Anyway, on to copyright reform and what questions are being asked: The framework for the current Australian review set up by the Australian Law Reform Committee suggested a number of framing principles for the inquiry: acknowledging and respecting authorship and creation; maintaining incentives for creation of works and other subject matter; promoting fair access to and wide dissemination of content; providing rules that are flexible and adaptive to new technologies; and providing rules that are consistent with Australia’s international obligations. Any recommendations the ALRC finally makes will be weighed against these principles.
|Chris Dodd, MPAA|
And the Pirate Party in the UK say this on copyright reform:
The Pirate Party wants a fair and balanced copyright law that is suitable for the 21st century. Copyright should give artists the first chance to make money from their work, however that needs to be balanced with the rights of society as a whole. We would reduce the duration of copyright to 10 years - closer to the original duration of 14 years - reflecting the much greater ease with which works can now be made and distributed. Shorter copyright will encourage artists to keep on creating new work, will allow new art forms (such as mash-ups) and will stop big businesses from relying on large back-catalogues rather than investing in new content.

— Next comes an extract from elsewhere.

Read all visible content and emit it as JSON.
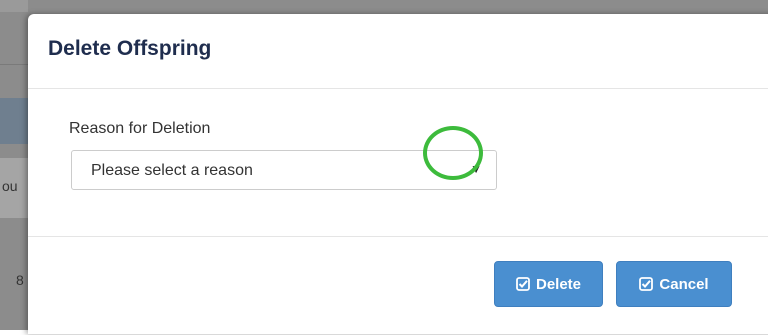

Our 10 year copyright length will include within it a renewal after 5 years (allowing works in which the creator is no longer interested to fall into the public domain after 5 years). An exception will be made for software, where a 5 year term will apply to closed source software and a 10 year term to open source software, in recognition of the extra rights given to the public by open source licences.
Little known fact: Glenn Tilbrook produced my band's first proper demo tapes in Whitstable in 1978 along with Stewart Copeland. Not a lot of people know that.